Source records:
····················

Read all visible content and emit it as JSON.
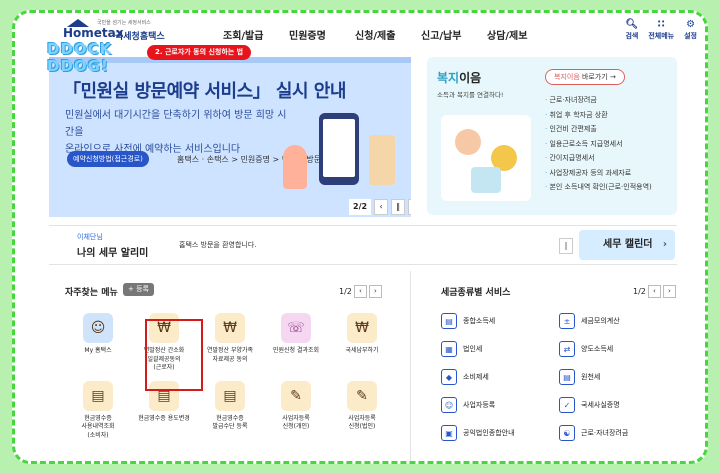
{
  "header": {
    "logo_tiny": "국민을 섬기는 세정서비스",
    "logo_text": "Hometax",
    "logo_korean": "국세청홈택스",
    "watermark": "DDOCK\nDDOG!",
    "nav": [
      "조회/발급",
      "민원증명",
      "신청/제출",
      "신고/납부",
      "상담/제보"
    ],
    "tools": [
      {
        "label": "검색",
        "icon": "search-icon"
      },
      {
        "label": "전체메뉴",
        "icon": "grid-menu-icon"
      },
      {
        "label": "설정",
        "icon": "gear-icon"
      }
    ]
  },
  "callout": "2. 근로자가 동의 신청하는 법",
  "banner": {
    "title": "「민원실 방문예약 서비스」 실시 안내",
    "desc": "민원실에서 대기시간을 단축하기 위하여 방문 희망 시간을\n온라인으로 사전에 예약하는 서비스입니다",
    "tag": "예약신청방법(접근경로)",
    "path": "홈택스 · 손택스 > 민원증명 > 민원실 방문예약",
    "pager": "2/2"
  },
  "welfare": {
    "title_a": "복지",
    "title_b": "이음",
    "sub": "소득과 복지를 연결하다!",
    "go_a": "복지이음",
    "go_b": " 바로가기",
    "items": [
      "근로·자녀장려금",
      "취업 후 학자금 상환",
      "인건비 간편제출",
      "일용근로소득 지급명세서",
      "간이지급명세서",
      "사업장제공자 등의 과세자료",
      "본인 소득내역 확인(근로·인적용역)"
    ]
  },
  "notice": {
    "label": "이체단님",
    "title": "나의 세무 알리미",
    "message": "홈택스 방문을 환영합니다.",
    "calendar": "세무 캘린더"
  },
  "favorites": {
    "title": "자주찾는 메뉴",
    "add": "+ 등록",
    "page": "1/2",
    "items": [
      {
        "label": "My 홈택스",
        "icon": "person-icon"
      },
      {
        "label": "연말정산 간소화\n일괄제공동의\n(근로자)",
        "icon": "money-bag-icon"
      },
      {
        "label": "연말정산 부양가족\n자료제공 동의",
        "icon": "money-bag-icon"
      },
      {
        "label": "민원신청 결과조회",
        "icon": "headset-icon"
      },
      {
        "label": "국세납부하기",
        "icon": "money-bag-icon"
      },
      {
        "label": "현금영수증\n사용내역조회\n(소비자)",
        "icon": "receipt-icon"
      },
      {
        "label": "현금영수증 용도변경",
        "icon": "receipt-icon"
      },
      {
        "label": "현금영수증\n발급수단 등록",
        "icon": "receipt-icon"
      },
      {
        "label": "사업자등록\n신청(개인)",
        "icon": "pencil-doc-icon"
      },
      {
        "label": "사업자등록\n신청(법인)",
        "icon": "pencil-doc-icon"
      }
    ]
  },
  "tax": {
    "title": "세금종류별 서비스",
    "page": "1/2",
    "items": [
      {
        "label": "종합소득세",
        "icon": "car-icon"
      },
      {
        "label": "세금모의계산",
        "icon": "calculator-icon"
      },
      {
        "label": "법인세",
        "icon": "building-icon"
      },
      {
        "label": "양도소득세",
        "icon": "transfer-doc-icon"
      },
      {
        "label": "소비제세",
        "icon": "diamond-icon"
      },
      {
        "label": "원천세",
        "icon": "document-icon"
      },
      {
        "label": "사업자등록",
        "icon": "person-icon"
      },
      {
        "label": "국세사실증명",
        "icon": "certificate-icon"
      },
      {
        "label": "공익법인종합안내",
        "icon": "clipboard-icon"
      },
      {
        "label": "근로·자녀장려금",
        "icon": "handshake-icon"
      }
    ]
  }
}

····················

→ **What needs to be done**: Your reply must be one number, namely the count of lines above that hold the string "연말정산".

→ **Response to this exercise**: 2